A range of employers across Canada are starting to deal with some worker shortages as a result of a small percentage of employees not meeting deadlines for getting vaccinated against the coronavirus.
Air Canada suspended more than 800 employees for not being fully vaccinated against the coronavirus, in line with federal rules. The vast majority of the airline’s 27,000 cabin crew, customer service agents and others have received both shots, said Michael Rousseau, its president and chief executive officer, in a conference call with investors.
“Our employees have done their part, with now over 96 per cent fully vaccinated. The employees who are not vaccinated or do not have a medical or other permitted exemption have been put on unpaid leave.”
The layoffs are “across the company” rather than concentrated in any particular job, said spokesperson Peter Fitzpatrick in an email. The proportions align with those at WestJet Airlines Ltd., where fewer than four per cent of workers — less than 300 out of 7,300 — are unvaccinated, the company said in an email.
Prime Minister Justin Trudeau announced this summer that Ottawa would require federally-regulated employers, including air, rail and shipping companies, to establish mandatory vaccination policies for employees.
Employers across the Greater Toronto Area are also starting to deal with the fallout of vaccine mandates for employees. Nearly 100 bus trips were cancelled in the Toronto and Hamilton areas on Monday as the Metrolinx began to place staff unvaccinated against the coronavirus on unpaid leave.

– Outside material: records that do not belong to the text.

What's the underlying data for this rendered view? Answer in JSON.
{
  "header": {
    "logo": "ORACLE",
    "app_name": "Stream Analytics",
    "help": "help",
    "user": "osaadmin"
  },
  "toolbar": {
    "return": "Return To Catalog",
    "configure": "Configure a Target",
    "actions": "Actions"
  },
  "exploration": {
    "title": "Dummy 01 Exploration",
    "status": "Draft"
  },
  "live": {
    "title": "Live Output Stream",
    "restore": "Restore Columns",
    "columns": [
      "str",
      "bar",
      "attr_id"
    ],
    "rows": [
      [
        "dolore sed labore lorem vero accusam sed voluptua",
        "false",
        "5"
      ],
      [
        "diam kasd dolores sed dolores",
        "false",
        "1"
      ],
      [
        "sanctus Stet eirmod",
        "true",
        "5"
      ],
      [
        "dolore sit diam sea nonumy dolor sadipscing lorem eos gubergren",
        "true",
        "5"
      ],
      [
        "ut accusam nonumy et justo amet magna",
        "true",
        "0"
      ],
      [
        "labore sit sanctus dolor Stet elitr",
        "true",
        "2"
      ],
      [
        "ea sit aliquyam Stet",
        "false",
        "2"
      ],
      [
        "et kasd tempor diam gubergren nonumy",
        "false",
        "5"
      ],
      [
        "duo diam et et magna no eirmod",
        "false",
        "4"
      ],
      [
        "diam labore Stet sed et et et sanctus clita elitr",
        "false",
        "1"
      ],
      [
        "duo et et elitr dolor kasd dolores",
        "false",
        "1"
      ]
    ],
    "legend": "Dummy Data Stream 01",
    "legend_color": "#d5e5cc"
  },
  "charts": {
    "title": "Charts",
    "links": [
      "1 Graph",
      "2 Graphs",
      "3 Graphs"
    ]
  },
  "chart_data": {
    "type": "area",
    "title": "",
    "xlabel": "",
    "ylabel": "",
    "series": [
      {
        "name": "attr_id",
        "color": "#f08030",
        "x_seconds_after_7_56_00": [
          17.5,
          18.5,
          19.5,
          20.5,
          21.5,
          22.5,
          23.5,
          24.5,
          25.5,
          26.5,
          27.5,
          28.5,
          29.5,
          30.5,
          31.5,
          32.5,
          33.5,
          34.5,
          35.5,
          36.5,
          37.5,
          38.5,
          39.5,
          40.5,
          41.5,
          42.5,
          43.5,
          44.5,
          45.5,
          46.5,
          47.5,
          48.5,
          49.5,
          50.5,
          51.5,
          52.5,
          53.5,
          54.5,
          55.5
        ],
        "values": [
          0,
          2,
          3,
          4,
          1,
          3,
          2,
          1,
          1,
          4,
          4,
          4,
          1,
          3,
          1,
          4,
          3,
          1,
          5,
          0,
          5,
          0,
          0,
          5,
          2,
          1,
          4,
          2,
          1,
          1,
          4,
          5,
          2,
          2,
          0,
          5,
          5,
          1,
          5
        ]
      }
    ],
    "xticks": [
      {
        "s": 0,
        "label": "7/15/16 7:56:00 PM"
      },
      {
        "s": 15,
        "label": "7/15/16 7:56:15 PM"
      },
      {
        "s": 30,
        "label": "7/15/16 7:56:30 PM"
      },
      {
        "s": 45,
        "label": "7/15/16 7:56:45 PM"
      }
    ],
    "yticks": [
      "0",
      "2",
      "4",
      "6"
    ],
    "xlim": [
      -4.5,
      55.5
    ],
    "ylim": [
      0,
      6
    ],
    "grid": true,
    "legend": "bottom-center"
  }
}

A spokesperson for the provincial transit agency said 89 bus trips were cancelled as the deadline to get vaccinated or provide a medical exemption came due. Train cancellations were also possible, she said, and disruptions were “likely'” to continue throughout the week as the agency adjusts to the shortage of roughly three per cent of a total 4,600 staff.
“It’s a very small number . . . but enough to have an impact,” said Anne Marie Aikins in an emailed statement. As of Monday afternoon, 150 staff were on unpaid leave. Some 97 per cent of employees had shared their vaccination status as of Friday, while 95 per cent reported being fully vaccinated, 2.6 per cent were partially vaccinated and two per cent were unvaccinated.

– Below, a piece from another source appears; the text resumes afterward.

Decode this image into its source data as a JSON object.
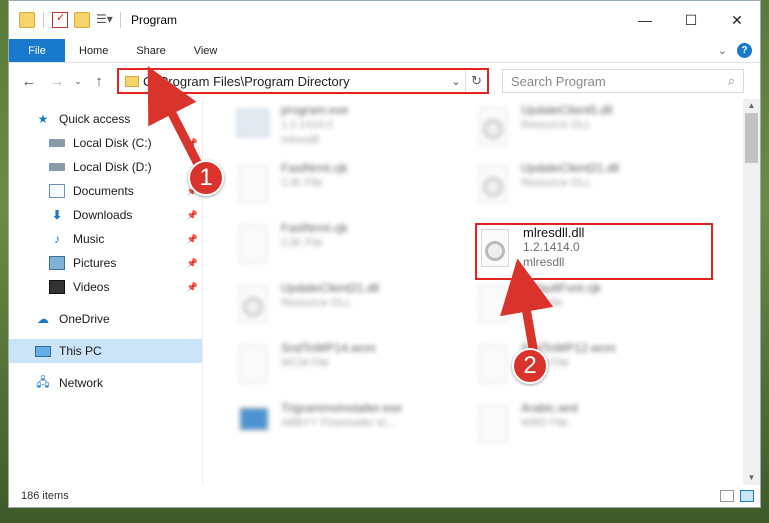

The Toronto Transit Commission also recently said it will have service reductions related to its looming coronavirus vaccine mandate for workers. TTC employees who aren’t vaccinated or haven’t declared their vaccination status by Nov. 20 will be placed on unpaid leave. The agency said some routes will see “varying levels” of service changes as it works to backfill job openings.
The union representing transit workers has pushed back against the policy, arguing there should be an option for unvaccinated people to get regularly tested — currently an option for workers in Ontario’s schools and hospitals. “TTC management needs to stop using ATU Local 113 members as scapegoats to reduce public transit service and blaming workers for the cuts they themselves are implementing,” said Carlos Santos, the union president, in a statement last week.

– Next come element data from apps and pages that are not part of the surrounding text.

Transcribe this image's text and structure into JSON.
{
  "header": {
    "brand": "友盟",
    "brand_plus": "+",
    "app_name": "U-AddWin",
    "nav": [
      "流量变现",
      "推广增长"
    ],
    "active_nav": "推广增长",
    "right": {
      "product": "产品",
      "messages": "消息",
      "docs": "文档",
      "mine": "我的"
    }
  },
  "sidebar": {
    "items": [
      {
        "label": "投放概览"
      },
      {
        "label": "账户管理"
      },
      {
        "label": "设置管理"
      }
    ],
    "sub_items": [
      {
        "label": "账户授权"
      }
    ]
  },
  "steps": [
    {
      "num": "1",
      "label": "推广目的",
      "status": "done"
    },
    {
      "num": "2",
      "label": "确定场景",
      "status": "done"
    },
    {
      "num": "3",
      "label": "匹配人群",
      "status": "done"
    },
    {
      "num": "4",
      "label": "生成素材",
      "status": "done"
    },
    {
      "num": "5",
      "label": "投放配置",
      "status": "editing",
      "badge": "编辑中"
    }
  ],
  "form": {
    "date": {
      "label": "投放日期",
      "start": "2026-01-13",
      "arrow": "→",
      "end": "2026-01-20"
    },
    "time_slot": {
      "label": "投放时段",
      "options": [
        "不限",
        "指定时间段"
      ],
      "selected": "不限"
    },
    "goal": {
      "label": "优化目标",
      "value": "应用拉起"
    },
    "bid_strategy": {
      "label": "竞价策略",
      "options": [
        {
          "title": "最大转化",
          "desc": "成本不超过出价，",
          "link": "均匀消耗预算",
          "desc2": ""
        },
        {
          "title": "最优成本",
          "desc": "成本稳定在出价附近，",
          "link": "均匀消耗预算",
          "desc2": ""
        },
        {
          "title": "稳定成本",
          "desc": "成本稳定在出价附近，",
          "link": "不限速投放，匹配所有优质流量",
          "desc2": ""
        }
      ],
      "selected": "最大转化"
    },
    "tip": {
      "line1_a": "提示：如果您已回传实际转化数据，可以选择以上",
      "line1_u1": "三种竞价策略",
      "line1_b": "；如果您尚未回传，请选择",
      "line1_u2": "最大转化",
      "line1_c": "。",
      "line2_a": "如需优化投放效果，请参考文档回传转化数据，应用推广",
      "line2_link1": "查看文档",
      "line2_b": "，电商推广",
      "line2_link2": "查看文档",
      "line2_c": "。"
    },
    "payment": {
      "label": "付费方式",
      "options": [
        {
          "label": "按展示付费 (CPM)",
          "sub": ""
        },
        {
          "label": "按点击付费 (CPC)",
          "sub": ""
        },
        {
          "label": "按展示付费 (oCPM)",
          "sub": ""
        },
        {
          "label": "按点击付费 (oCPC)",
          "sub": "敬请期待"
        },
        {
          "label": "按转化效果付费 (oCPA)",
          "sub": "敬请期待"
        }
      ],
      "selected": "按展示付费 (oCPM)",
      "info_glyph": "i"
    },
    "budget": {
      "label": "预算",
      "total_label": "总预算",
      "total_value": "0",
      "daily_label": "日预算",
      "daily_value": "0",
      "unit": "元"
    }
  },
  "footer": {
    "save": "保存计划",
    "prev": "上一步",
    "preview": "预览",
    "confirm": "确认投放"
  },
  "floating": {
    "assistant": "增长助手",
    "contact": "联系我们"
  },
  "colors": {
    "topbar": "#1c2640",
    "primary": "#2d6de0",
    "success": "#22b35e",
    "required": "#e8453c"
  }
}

Meanwhile, the City of Toronto said Monday it’s assessing “anticipated service level impacts” from staff suspensions as it reached a major deadline in its own vaccination mandate. City workers had until Saturday to get vaccinated against the virus or be placed on leave as of Monday. In September, nearly 90 per cent of Toronto public service employees were fully vaccinated against the coronavirus.
This week, that percentage jumped to 94 per cent, according to the City, while four per cent had received one shot. One per cent of staff reported not being vaccinated and about two per cent hadn’t disclosed their vaccination status. Possible job losses are to follow for those who remain unvaccinated by Dec. 13. The City said it’s focused on keeping critical services running and promised “no impact” to emergency responses from police, fire or paramedic services.
Meanwhile, British Columbia hospitals are postponing some surgeries due to staffing shortages created by unvaccinated health-care workers who have been put on unpaid leave, said Adrian Dix, the province’s health minister.
Dix said Monday that 3,325 health-care workers across the province haven’t been immunized against the coronavirus and are in violation of the government’s proof-of-vaccination policy, which took effect last month. Of the 127,448 health-care workers in B.C., 122,059 are fully vaccinated, while 2,064 have had one vaccine dose, added Dix.
The staffing shortages will result in reductions of operating services in hospitals in the Interior and Fraser health authorities, while added demand for health care has forced surgery postponements in many other parts of the province, he told a news conference.
Dr. Bonnie Henry, provincial health officer, said officials have been speaking with health-care workers in one-on-one meetings about their vaccination concerns, but some remain adamantly opposed to the vaccines.
“Some people are quite dogmatic against vaccines, which is unfortunate,” she said, adding vaccines are considered a lifesaver during pandemics. “If people are in our health-care system and not recognizing the importance of vaccination, then this is probably not the right profession for them, to be frank.”